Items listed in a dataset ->
== Segment start ==
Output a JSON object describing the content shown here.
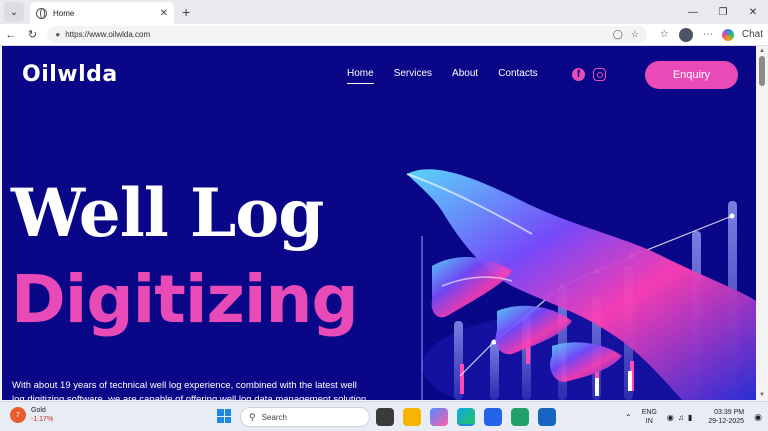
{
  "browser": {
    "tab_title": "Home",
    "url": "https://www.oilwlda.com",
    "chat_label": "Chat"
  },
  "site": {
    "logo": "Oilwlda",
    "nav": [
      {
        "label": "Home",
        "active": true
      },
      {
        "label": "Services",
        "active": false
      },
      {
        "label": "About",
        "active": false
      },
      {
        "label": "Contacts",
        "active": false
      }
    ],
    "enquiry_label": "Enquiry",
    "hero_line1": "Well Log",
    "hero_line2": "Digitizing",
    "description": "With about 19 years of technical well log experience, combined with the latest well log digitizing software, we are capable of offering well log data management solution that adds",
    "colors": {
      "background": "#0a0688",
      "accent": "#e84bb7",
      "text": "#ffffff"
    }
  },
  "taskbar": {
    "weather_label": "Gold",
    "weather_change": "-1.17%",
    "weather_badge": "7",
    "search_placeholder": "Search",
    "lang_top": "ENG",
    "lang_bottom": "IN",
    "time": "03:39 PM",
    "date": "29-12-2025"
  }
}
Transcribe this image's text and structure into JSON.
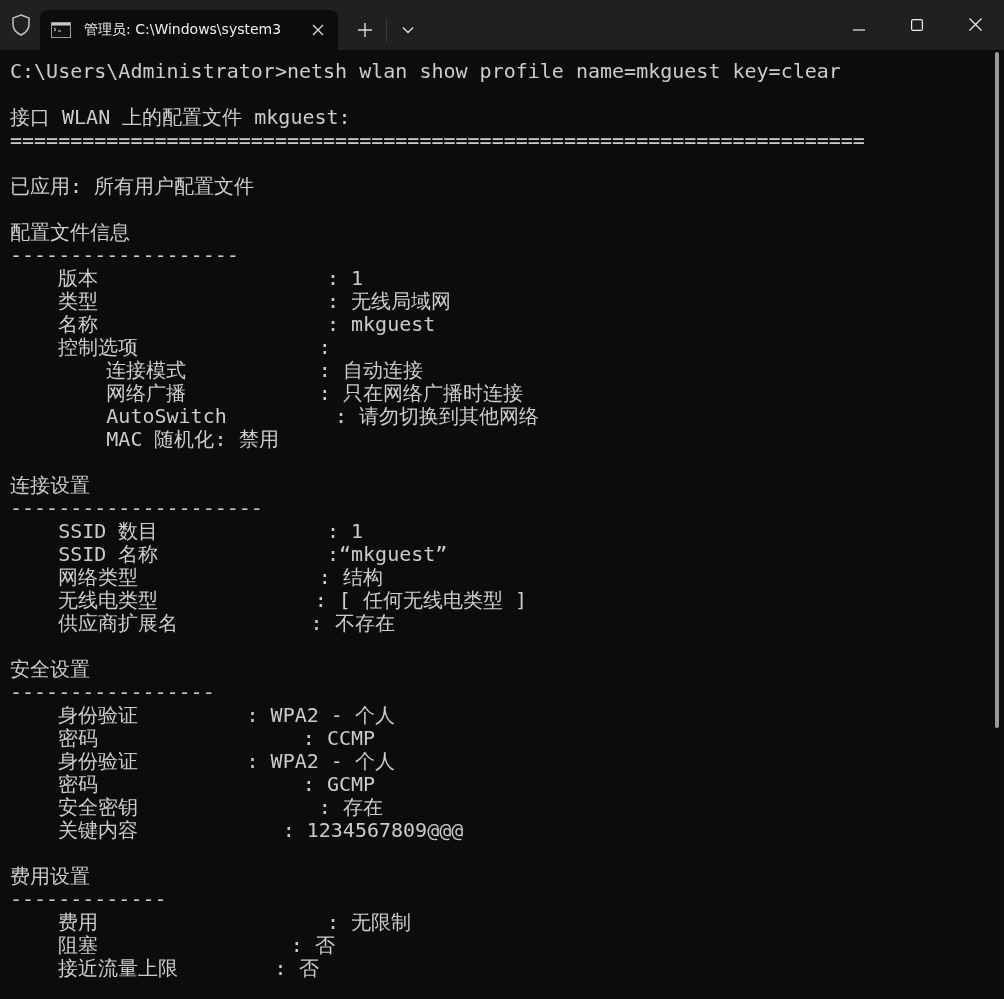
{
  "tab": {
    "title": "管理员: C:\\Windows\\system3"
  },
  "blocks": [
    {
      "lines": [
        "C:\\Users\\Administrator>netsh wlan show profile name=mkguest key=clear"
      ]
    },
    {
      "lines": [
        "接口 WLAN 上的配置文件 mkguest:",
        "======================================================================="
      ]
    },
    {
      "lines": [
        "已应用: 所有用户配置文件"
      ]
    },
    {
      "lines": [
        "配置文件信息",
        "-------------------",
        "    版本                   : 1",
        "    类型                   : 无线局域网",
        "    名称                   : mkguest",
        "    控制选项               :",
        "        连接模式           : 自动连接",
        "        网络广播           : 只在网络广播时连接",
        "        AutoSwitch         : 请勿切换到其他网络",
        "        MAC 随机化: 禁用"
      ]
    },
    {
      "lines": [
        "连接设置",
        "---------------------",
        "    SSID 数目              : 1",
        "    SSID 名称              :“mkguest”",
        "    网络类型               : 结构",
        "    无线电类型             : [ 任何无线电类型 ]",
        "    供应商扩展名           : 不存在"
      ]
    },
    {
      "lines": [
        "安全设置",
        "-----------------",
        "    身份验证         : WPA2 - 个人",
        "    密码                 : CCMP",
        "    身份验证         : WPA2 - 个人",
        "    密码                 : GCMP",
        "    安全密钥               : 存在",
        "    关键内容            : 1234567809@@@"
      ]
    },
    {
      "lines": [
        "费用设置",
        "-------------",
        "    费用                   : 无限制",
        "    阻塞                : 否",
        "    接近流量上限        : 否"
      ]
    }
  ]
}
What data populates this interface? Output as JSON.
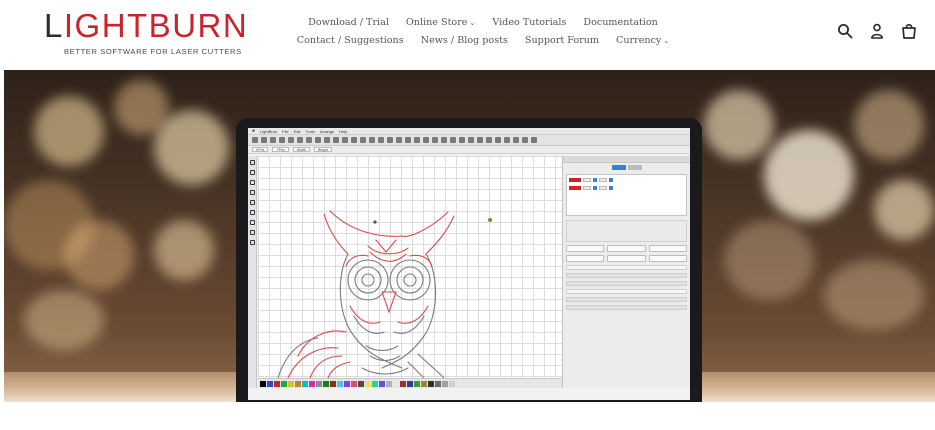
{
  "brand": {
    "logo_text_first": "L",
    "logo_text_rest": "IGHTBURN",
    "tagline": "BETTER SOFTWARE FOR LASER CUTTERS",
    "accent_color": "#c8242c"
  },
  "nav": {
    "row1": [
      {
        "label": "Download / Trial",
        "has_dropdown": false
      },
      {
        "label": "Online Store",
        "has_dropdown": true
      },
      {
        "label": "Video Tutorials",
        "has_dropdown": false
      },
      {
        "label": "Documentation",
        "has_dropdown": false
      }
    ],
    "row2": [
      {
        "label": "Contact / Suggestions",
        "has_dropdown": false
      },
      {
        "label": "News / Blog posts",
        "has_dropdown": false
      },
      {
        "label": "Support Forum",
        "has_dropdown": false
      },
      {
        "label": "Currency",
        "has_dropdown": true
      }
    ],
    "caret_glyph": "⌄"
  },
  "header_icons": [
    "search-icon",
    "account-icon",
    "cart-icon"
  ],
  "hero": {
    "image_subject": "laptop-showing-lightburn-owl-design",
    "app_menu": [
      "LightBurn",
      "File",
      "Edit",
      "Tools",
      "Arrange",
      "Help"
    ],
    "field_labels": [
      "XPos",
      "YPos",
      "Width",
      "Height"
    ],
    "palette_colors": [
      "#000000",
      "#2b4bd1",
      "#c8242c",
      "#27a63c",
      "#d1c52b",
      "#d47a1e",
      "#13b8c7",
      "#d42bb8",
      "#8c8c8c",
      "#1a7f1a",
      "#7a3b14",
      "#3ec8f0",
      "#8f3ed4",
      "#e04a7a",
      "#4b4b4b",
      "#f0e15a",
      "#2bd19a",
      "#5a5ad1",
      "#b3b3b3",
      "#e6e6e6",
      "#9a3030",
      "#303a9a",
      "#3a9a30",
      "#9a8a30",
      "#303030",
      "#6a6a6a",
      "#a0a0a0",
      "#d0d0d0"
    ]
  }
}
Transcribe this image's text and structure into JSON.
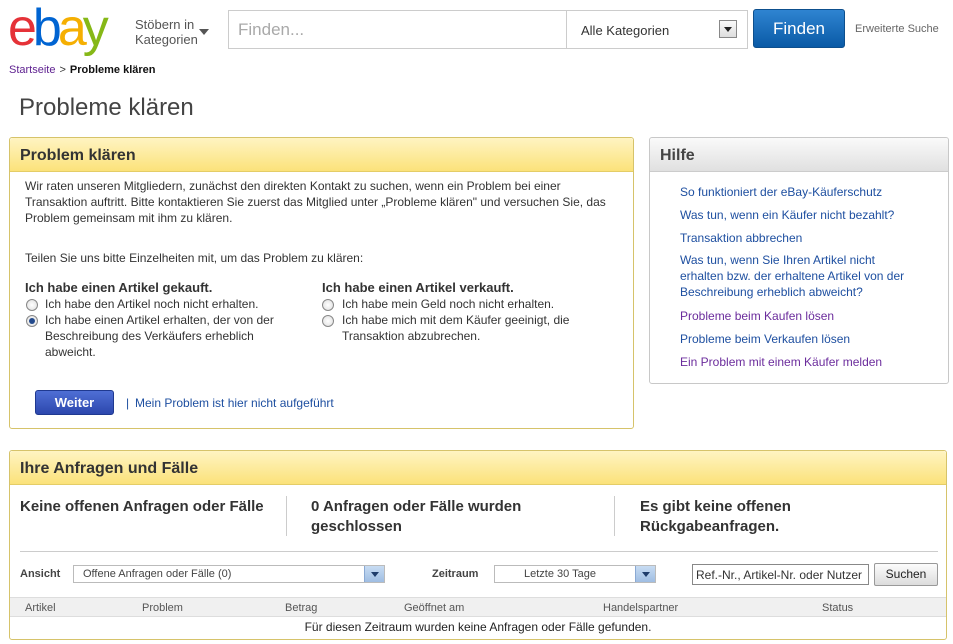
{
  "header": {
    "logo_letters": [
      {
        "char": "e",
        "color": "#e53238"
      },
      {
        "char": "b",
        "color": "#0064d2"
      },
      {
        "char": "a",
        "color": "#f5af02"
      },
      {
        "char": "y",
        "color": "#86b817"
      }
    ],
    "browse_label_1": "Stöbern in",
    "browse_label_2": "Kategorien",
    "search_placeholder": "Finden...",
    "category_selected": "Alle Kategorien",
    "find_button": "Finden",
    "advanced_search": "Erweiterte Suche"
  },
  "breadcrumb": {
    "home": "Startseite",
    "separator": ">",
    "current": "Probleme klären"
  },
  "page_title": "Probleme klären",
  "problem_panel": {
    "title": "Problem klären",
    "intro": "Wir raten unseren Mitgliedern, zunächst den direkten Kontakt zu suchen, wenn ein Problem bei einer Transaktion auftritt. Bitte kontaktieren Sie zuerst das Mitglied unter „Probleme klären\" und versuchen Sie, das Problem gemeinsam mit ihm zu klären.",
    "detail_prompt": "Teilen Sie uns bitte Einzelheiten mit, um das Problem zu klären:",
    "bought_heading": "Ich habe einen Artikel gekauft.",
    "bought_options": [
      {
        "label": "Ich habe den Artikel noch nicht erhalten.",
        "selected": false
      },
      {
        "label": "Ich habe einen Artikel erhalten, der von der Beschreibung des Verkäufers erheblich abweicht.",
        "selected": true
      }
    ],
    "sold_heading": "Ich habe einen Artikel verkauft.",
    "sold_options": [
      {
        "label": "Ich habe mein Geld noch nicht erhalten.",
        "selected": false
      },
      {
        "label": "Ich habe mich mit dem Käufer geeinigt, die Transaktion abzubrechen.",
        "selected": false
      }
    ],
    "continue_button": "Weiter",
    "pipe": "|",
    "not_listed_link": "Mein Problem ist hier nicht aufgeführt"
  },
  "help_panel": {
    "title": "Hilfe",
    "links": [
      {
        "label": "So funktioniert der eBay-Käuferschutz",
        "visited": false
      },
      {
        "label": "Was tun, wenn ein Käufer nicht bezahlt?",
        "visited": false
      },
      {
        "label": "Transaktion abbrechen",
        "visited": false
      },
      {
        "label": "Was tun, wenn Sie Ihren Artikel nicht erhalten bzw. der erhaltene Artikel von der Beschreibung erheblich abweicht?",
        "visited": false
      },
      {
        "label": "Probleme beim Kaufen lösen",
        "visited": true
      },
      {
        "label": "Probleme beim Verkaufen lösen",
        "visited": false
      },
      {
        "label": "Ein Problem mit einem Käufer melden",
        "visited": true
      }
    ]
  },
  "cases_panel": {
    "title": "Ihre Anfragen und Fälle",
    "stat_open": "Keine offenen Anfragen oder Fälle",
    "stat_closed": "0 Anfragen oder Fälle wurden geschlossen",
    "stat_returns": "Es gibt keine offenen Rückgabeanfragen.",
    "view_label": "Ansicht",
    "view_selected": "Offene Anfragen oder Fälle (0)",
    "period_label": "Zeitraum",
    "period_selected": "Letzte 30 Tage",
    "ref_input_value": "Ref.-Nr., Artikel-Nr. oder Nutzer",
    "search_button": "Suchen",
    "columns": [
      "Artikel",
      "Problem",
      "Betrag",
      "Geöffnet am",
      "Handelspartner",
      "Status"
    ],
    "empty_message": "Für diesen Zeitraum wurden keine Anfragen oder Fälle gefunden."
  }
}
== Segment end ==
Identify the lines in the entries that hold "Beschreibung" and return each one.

Your solution ->
        "label": "Ich habe einen Artikel erhalten, der von der Beschreibung des Verkäufers erheblich abweicht.",
        "label": "Was tun, wenn Sie Ihren Artikel nicht erhalten bzw. der erhaltene Artikel von der Beschreibung erheblich abweicht?",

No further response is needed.